Additionally, Environment New Jersey said the data show states like Delaware, Connecticut, Massachusetts and even New York, while still high in overall emissions, have reduced their overall emissions output since 1990, while New Jersey has steadily increased. New Jersey also bucks the national trend in that, where transportation is the nation's second-leading source of carbon dioxide pollution, it is the leading cause in the Garden State.
"In New Jersey, transportation was hands down the largest source of carbon dioxide emissions at 53.5 percent. "Â¦ More pollution than ever before is not a trend we want to be setting," said Matt Elliott of Environment New Jersey, citing statistics compiled in the report, entitled "Too Much Pollution."
Zoe Baldwin, the New Jersey advocate for the Tri-State Transportation Campaign, said the state needs to expand mass transit and address the reasons people drive so much in the state.
"We need to make sure we are stopping sprawl development so that people do not have to drive or drive as far," she said.
Baldwin acknowledged that a great deal of the state's traffic stems from interstate travel, with motorists passing through New Jersey to reach destinations such as New York City. But she contends the state still has the ability to reduce its overall traffic.
"We're not doing enough in New Jersey to shift the travel patterns," she said.
The report is based on data collected as of 2007, but acknowledges newer Department of Energy figures showing energy-related carbon dioxide emissions in the United States dropped overall by about 2.8 percent in 2008, reaching their lowest level since 2001 and marking the largest decline since the recession of 1982. The decline has been largely attributed to soaring oil prices in 2008 and the economic downturn.
The leading cause in the nation for carbon emissions is electricity generation, and the report blames a heavy reliance on coal plants.
The group instead endorsed the development of other, alternative energy sources, demanding the state accelerate efforts to build off-shore wind farms and expand the use of solar energy panels.
A state energy goal, set by Gov. Jon Corzine, vows to have 30 percent of the state's electricity produced through wind and solar power by 2020.
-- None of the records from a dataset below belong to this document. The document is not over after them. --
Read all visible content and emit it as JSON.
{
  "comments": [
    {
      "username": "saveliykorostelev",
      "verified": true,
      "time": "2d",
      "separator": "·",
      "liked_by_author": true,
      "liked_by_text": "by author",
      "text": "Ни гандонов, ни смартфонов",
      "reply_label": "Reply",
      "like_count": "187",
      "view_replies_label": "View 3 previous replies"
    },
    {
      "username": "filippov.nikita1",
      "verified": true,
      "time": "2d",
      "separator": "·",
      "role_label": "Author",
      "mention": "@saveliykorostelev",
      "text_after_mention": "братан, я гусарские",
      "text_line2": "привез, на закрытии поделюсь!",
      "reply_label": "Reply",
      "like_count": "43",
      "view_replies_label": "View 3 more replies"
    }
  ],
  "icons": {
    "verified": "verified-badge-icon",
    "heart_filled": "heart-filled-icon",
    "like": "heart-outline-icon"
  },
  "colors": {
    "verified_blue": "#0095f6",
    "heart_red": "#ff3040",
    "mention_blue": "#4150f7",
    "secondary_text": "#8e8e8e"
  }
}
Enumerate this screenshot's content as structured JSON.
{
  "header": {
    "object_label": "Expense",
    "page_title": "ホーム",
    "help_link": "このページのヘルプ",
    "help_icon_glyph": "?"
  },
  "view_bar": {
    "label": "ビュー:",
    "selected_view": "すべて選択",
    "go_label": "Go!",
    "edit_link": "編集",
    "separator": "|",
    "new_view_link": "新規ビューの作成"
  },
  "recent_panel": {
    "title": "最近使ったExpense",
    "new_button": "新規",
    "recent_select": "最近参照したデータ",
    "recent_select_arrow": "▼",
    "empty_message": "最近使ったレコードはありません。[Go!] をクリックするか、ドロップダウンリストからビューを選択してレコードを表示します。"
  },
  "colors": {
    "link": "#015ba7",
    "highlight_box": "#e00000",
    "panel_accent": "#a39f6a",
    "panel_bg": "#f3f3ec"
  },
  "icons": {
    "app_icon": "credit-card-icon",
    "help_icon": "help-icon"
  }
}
The Environment New Jersey report is being released in conjunction with next month's international "Climate Conference" in Copenhagen and congressional debates over controversial "cap-and-trade" legislation designed to reduce the nation's carbon dioxide output.